The American Association for Justice’s new research report, Driven to Safety: Robot Cars and the Future of Liability, discusses the benefits of a driverless future, as well as how the civil justice system will evolve in response—especially when autonomous technology injures or kills someone. The report explains how the courts have adjusted to technological advances in the past to develop a robust system for addressing problems and discusses the pros and cons of various liability approaches to robot cars.

More than 6 million vehicle crashes occur in the United States each year, resulting in more than 35,000 deaths and 2 million injuries, according to the report. A recent rise in fatalities over the last few years has largely been attributed to human error, such as distracted driving and speeding. Driverless technology has the potential to significantly reduce those numbers. Existing limited automated technology such as electronic stability control has already led to fewer deaths, and some estimates predict that fully driverless cars will result in a 90 percent reduction in crashes.
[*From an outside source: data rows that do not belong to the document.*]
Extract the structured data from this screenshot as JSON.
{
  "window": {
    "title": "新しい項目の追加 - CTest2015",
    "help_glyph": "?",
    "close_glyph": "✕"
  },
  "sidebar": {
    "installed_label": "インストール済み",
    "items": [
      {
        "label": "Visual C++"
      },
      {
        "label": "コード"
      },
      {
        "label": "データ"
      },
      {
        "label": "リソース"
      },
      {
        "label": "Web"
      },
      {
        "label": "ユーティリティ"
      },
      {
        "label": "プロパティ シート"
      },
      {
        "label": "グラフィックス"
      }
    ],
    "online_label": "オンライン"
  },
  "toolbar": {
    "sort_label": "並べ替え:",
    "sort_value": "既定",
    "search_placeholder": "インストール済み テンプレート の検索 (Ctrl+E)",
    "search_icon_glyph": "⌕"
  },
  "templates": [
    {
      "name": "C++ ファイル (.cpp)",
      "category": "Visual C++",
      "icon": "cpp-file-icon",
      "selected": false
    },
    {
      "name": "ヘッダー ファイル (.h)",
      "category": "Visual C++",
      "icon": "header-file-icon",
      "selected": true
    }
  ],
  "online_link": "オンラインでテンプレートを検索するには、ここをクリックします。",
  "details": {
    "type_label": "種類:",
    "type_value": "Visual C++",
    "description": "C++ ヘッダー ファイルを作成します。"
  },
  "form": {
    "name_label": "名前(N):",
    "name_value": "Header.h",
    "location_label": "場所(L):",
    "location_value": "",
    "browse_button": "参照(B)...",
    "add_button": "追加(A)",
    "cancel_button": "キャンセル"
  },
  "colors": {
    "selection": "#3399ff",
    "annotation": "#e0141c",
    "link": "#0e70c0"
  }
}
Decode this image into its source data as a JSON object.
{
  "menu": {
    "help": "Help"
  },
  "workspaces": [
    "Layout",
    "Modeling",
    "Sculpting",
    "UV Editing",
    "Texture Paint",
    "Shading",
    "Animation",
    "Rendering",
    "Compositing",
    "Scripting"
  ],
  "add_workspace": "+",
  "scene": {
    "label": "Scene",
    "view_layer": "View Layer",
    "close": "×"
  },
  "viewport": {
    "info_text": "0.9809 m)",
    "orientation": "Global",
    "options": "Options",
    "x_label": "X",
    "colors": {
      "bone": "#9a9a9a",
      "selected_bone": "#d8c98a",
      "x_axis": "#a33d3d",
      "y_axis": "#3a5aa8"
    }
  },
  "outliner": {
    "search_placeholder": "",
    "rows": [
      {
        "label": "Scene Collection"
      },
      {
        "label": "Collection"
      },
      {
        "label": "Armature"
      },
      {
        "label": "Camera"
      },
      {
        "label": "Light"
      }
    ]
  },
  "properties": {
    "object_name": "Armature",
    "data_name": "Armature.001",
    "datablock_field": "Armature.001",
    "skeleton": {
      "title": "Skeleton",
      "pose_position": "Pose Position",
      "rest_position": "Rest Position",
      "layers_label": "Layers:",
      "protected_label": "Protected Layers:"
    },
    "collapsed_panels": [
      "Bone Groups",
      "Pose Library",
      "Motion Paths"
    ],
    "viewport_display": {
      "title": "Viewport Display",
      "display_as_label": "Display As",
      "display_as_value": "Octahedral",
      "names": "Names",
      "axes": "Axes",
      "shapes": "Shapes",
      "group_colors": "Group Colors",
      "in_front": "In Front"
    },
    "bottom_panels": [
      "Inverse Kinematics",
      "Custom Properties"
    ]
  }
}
But the introduction of robot cars raises many questions—from how to structure insurance to urban design to cybersecurity. It also raises questions about who will be responsible when the technology malfunctions and a person is injured or killed. What if the vehicle is not fully autonomous? Does a human driver have a responsibility to take over, and what is reasonable to expect people to do if they haven’t been paying attention because the car was in control? What if a specific technological component or line of code cannot be identified as the cause of the crash, making it impossible to assign fault to a particular party?

AAJ’s report delves into different approaches to a liability framework and the potential obstacles of each. No-fault insurance, for example, has been proposed to fill the compensation gap when product manufacturers rather than individual drivers are responsible for crashes. But the report explains that when states implemented no-fault auto insurance, it led to higher premiums, negligent drivers not being held responsible, and inadequate compensation for seriously injured people. Other proposed alternatives to liability include allowing the automotive industry to regulate itself—by setting its own standards and certifying that it has met those standards—and manufacturer immunity with a compensation fund for injured parties.

But the report points out that none of these liability alternatives sufficiently protects consumers, and that they are unlikely to adequately compensate someone who is injured by a robot car. Instead, the civil justice system is well-positioned to deal with these issues. Courts have confronted innovation and new theories of liability before and have been able to adapt—from automatic elevators to industrial robots. Strict liability is one framework that may work best in this scenario. The report says this would allow for injured people to be compensated, ensure that manufacturers are accountable, encourage consumer willingness to adopt robot cars because they know they will be protected, and encourage manufacturer innovation because the expectations will be clear.

“Every time a new auto technology has been introduced, the civil justice system has played a key role in ensuring its safety,” said AAJ President Julie Braman Kane. “Robot cars show tremendous promise for saving lives, but policymakers must ensure that when a robot car crashes, the injured, the families of those killed, or taxpayers don’t get stuck with the bill for the manufacturer’s failing.”

Washington, D.C., attorney Christopher Nace noted that trial lawyers must be on the forefront of protecting people who have been harmed and ensuring that companies are accountable. “Trial lawyers need to face this technology like they always have: as advocates for those harmed through no fault of their own. Our civil justice system has dealt with new and emerging technologies for generations. There is no reason the courts will not continue to do so. But trial lawyers need to be vigilant and aggressive in assuring that courts do not place higher burdens on victims just because the technology is new. In fact, the manufacturers and distributors of these driverless cars need to be held to a much higher standard, particularly as they test these vehicles throughout the country,” he said.

Read the full report at www.justice.org/robotcars.